- _What you have to do_
Going through the material below, please gather all lines with the word "JSON" in them.

- _Provided records_
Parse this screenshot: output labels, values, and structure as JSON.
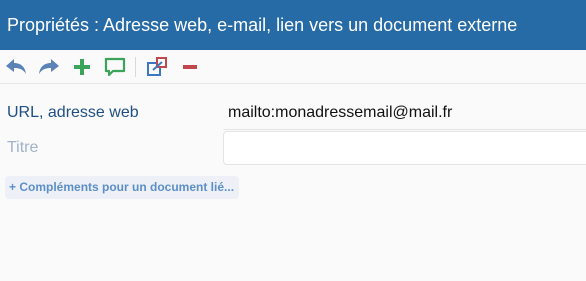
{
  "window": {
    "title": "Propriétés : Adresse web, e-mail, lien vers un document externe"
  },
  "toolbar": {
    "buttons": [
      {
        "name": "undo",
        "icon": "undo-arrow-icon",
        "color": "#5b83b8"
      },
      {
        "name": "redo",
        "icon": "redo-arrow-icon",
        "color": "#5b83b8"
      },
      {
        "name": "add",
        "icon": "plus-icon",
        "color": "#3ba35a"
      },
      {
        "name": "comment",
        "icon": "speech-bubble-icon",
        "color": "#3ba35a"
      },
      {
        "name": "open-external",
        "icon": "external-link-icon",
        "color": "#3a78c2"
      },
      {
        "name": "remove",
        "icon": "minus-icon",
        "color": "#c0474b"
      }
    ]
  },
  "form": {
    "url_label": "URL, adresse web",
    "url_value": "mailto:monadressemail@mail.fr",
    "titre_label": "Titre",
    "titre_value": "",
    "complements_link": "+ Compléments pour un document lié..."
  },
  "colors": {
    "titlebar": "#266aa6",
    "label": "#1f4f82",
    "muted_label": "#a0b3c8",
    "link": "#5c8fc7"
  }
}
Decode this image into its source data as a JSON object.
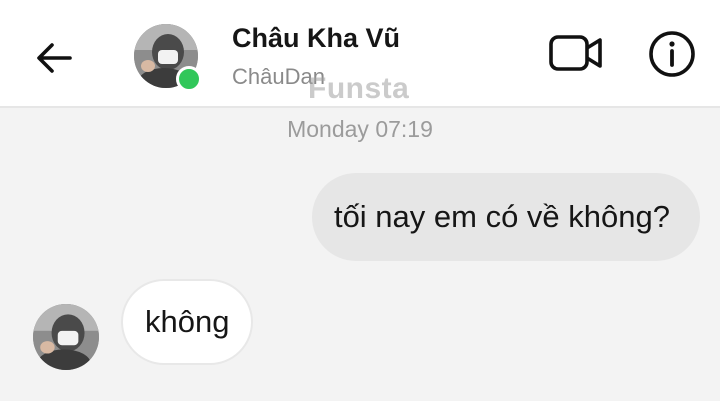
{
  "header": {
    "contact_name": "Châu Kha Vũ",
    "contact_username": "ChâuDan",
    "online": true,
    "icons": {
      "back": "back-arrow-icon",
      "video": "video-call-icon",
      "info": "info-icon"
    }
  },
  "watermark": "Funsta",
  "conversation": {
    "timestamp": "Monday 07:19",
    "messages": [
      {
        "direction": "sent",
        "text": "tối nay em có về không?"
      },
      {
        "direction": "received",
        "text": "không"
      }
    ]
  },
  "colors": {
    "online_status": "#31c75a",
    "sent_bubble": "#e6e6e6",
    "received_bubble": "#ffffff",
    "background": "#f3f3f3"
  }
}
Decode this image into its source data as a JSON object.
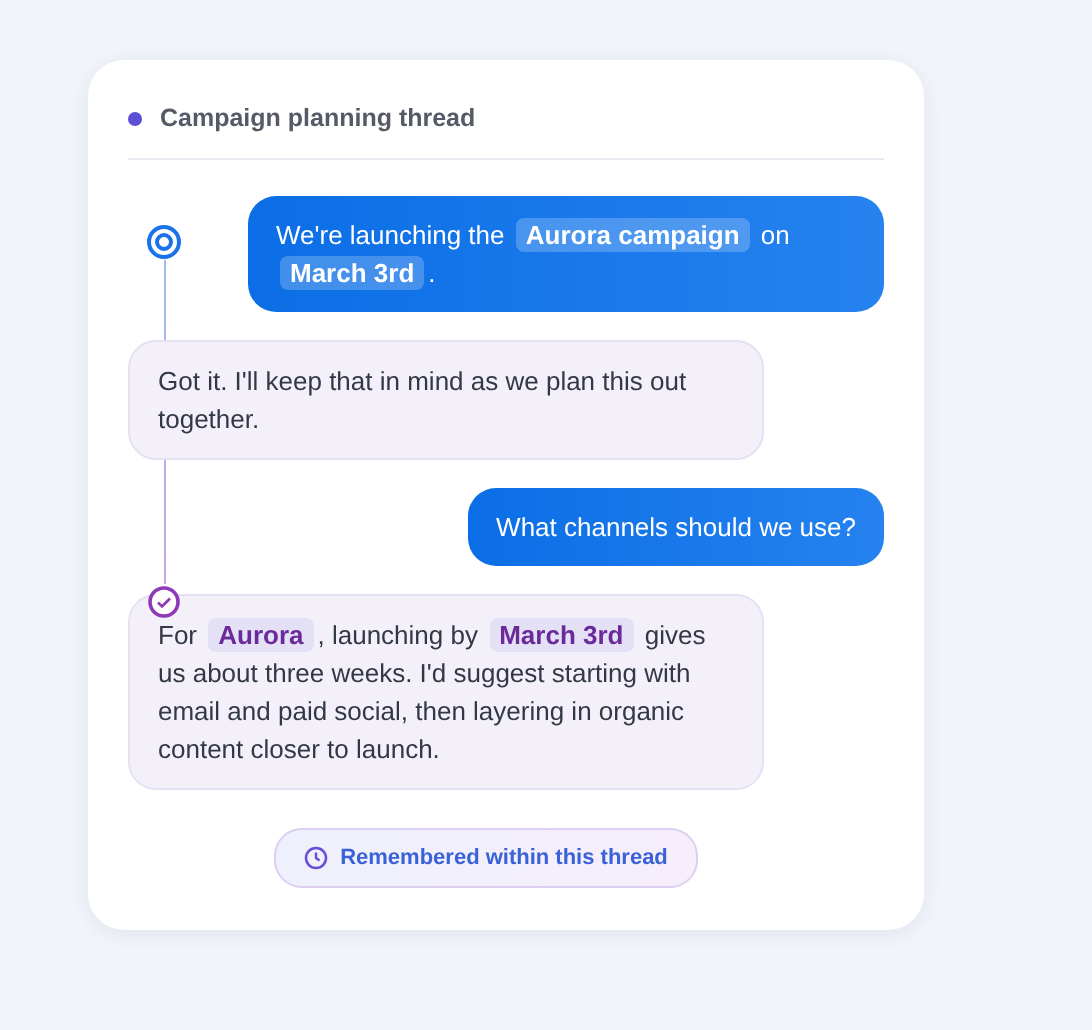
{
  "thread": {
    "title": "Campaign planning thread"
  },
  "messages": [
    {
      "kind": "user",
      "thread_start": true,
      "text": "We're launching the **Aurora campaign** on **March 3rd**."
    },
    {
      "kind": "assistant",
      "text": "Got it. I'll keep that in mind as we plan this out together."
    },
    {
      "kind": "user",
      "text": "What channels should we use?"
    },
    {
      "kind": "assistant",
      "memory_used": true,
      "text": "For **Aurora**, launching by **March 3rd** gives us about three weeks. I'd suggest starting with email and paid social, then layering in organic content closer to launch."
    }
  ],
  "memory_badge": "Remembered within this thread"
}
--
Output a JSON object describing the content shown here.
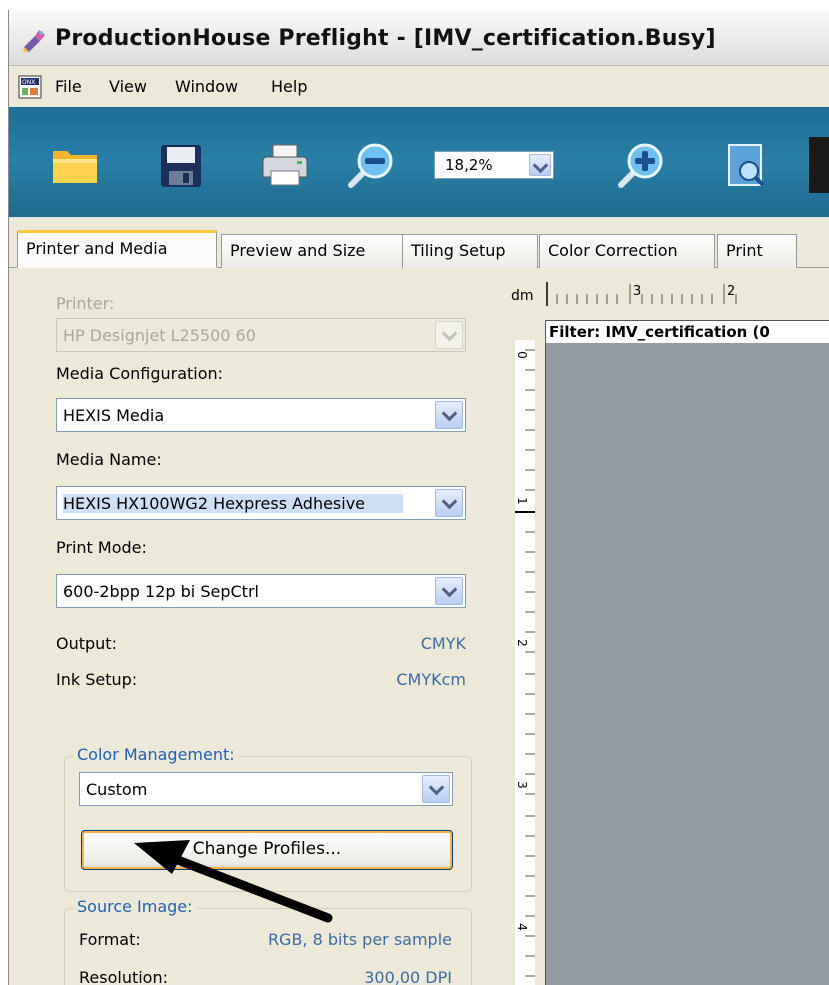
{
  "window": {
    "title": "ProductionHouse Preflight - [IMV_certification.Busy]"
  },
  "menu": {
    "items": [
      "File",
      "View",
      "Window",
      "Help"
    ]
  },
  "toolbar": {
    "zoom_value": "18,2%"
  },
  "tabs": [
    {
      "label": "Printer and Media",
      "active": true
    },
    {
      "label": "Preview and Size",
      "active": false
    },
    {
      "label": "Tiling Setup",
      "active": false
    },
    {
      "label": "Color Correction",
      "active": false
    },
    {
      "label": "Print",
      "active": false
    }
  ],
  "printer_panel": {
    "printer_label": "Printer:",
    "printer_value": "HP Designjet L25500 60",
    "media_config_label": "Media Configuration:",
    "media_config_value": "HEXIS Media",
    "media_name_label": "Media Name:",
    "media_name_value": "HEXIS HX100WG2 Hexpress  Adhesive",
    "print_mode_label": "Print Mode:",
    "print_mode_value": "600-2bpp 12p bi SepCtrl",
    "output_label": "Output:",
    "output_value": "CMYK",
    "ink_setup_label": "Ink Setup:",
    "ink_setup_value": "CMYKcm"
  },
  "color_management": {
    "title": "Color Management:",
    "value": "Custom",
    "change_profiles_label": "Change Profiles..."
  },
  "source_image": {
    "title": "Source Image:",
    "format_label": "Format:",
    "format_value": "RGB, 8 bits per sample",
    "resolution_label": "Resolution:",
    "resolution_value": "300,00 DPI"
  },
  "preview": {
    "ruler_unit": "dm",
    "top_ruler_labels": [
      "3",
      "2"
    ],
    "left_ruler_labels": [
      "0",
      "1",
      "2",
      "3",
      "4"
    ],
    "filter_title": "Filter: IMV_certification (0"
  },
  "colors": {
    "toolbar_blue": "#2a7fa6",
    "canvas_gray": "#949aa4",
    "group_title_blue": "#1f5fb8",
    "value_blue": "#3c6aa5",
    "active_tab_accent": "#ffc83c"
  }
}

- _Exercise output_
Parse this screenshot: output labels, values, and structure as JSON.
Decode this image into its source data as a JSON object.
Decode this image into its source data as a JSON object.
Output a JSON object describing the content shown here.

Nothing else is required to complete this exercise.